[Editor's note: "Links to Suicide Grief Stories ..." is a SPNAC series featuring stories of survivors of suicide loss--about the effect their loved one's suicide has had on them and how they are coping with their grief. FJC]
“Dying To Change” by Scott MacDonald of the University of Idaho’s Argonaut begins and ends with the story of freshman Amitti Mackey’s loss of her father to suicide and also informs students about the problem of suicide in Idaho and on campus.
Thinking about the future can be difficult, [Mackey] said. “I don’t get to have my dad walk me down the aisle, or have that first dance.”
“You move forward … It’s not going to be normal like you knew. Just talking about it helps. You can’t keep it all bottled up and compartmentalize it. You won’t get rid of it.”
In a first-person essay, “Suicide: A New Beginning for Those Left Behind,” Michele Cole of Colorado looks back 20 years after her older brother, David, died by suicide and shares how his loss has affected her spiritual growth.
While being ‘left behind’ is never easy, it is a dramatic beginning to what can be a larger than life opportunity to grow in spirit … To learn how to fully grieve without giving into depression and to learn how to honor a life regardless of the mental and emotional anguish they have laid at your feet. The lessons of those left behind from suicide are like no other, and as with every experience in my life, I honor it … David provided many lessons that have helped me find my path–the path that has lead me to being the woman I am today.

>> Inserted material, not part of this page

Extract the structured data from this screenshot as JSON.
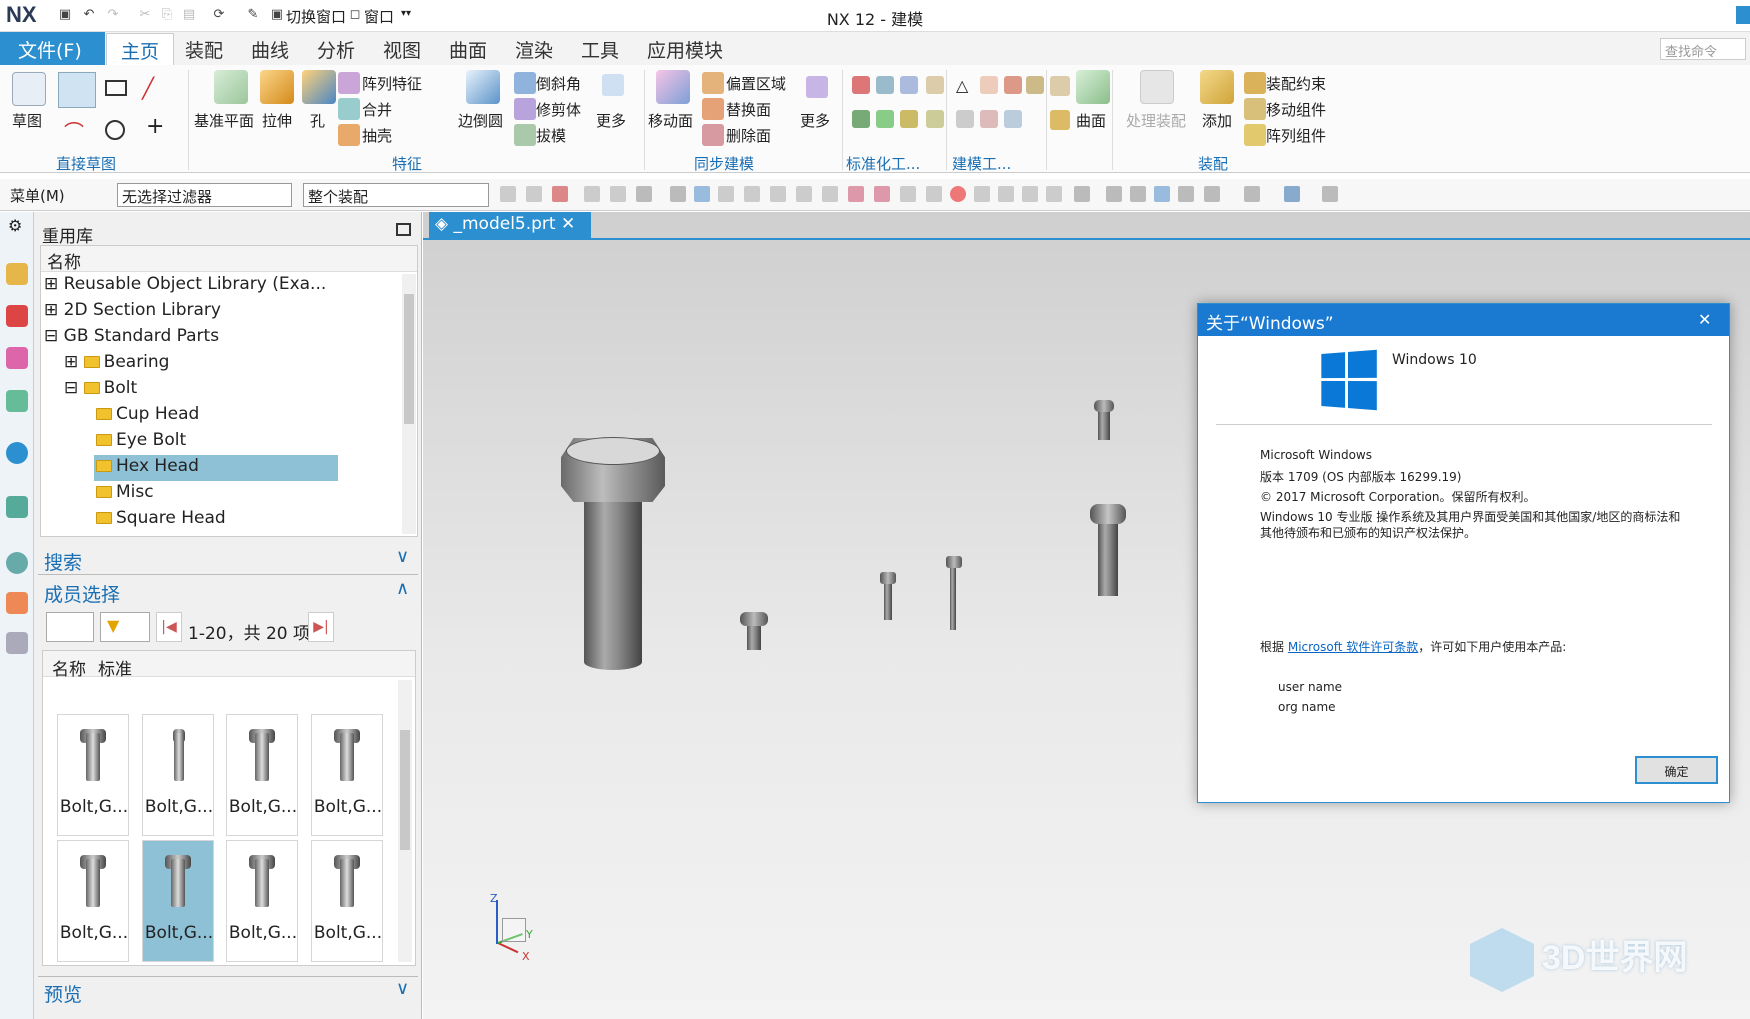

“Suicide Prevention: One Family’s Story,” by reporter Sarah Barwacz of WMBD TV in Peoria, Ill., is an interview with Sara Davis and Rachael Myers, who are preparing for Chicago’s Out of the Darkness Walk this summer in memory of Jason Hooker. Rachael, who is Jason’s sister, says in the interview that suicide “changes everything. Your life is never the same.”
[Jason's girlfriend Sara says,] “If we can touch one person’s life and save them from having to go through the tragedy that our families have been through, then it makes it all worthwhile.”
“Those Grieving after a Suicide Forever Wonder What They Could Have Done To Save a Life,” by reporter Tim Chitwood of the Ledger-Inquirer of Columbus, Ga., tells the story of a woman who lost both her husband and oldest son to suicide.
“The effect is would’ve, could’ve, should’ve, I think, which is a normal reaction in probably every death, but especially suicide, because in most cases, the writing’s not on the wall, and you don’t really think that could ever happen to you or your family — even when you’re going through treatment for depression and doing all that you can do to help the individual,” said Debi Dinwiddie-Johnson of the local support group Survivors of Suicide.
“Suicide Creates Lifetime of Hurt for Loved Ones” by reporter Megan Loiselle of the Wausau Daily Herald covers the efforts of survivors in Merrill, Wis., to promote prevention through a billboard campaign that focuses on the aftermath of suicide.
Katarina Miller, 16, of Merrill said a lot of people knew about her father committing suicide in 2007. When she showed up at school the next day, many of her friends gave her hugs.
“People (who take their own lives) think they’re taking the problem away, but they don’t know how many people it affects,” Miller said.
[The abridged URL for this post is bit.ly/grief050409 .]